I don’t really talk about that time as much as other sojourns and, since the earthquake and resultant chaos, i wanted to express something-somehow with some sort of storymaking. This was a perfect chance so i dug deep.
My pal Daniel Robles gave me a hand building the deck and a load of my pals rolled down to the Cascade Room on Main to lend support and inspiration. See also Naoya Makino’s photoset.
Pecha Kucha continues to raise money by marketing an e-book of the poster art from the various Inspire Japan events around the world. Some top-end designers contributed work so bound to be enjoyable for your virtual coffee table.
Thanks to Steven, Jane, and Becki for the invite. Sign me up anytime.
Nope, didn’t know anyone or speak a word when i arrived. My older brother had lived in Japan and heard from a friend about a mushroom farm looking for a foreign worker. At the time, I was hitchhiking through the southern US after traveling Europe when i called my Mom to check in. She told me about that he’d pay the airfare. So, 2 weeks later i was standing on the side of road with my backpack, late at night with snow up to my knees waiting for a van to pick me up. The next day i started a 6 day a week, 10 hours a day job growing enoki and shiitake mushrooms.
-How did you survive the communication barrier?
First, humility – you have realize you will sound like a child or a caveman saying “I need food” “where is toilet” and basic tasks become tricky and people will try not to snicker
Second, smiling – i had a long hair and big beard and wore worker’s overalls and rubber boots so people didn’t quite know what to make of me in the rural area where i lived so smiling helped ease the surprise and awkwardness
Third – if you learn a dozen “special” words, you can totally act like you know it all ;-) Domo, dozo, so desu ne, so desu ka, hai hai, itsu, doko, suimasen …
-Any tips to people going to Japan?

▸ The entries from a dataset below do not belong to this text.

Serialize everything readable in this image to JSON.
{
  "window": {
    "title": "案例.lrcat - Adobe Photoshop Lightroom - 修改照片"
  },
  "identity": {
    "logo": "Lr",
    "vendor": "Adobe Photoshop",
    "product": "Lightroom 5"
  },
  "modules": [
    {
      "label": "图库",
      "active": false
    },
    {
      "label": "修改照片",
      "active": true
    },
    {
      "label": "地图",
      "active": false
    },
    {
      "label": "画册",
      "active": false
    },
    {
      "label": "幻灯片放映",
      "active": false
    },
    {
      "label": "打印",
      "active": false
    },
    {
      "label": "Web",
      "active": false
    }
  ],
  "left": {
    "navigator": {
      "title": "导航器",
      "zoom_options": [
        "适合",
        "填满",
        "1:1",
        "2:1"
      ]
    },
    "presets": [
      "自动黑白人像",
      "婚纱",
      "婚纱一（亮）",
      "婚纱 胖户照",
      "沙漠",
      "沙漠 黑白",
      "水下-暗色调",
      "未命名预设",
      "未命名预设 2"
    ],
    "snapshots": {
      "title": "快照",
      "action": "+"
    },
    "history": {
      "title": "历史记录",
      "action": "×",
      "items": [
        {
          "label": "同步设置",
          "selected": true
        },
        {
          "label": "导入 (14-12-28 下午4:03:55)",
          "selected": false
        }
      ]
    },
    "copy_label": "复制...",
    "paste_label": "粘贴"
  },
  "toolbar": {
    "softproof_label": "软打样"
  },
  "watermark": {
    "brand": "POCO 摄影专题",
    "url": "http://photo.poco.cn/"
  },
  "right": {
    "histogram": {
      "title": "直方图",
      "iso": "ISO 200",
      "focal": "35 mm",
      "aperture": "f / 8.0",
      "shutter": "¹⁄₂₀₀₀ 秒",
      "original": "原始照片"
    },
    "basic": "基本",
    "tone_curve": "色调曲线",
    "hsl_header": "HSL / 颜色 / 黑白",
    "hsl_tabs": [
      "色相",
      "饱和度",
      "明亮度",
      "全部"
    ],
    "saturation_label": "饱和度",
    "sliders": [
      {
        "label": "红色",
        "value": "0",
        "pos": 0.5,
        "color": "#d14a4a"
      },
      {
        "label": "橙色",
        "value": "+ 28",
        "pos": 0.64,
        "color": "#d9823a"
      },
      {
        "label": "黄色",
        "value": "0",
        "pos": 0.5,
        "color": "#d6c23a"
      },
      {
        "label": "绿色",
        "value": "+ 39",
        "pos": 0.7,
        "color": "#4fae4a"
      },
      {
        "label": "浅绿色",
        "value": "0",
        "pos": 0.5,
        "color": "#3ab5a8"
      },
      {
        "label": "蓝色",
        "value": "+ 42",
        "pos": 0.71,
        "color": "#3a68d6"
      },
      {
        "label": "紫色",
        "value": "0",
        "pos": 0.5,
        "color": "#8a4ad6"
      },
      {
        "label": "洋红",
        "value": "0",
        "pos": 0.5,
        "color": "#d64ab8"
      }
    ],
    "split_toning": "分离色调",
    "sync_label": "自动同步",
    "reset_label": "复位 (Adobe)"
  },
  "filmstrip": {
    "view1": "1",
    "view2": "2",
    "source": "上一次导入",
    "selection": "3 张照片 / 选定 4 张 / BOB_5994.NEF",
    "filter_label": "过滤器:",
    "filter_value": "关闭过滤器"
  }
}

Be prepared to simultaneously step 100 years into the future and 100 years into the past. Stay away from everything familiar (restaurants, hotels) and embrace the weirdness. Soak in hotsprings, eat octopus, get lost, head into the mountains and stay in a hut with strangers. For me, hitchhiking the country roads was totally safe and fun – folks picked me up and often invited me to their fave restaurant, tourist attraction, house, bar or temple. I stayed almost entirely away from the cities and found countryside somewhat unexpectedly wild and full of old agricultural and spiritual traditions. I also grew to savour the classic and modern literature of Japan – read these rather than guidebooks before going to better appreciate Japan.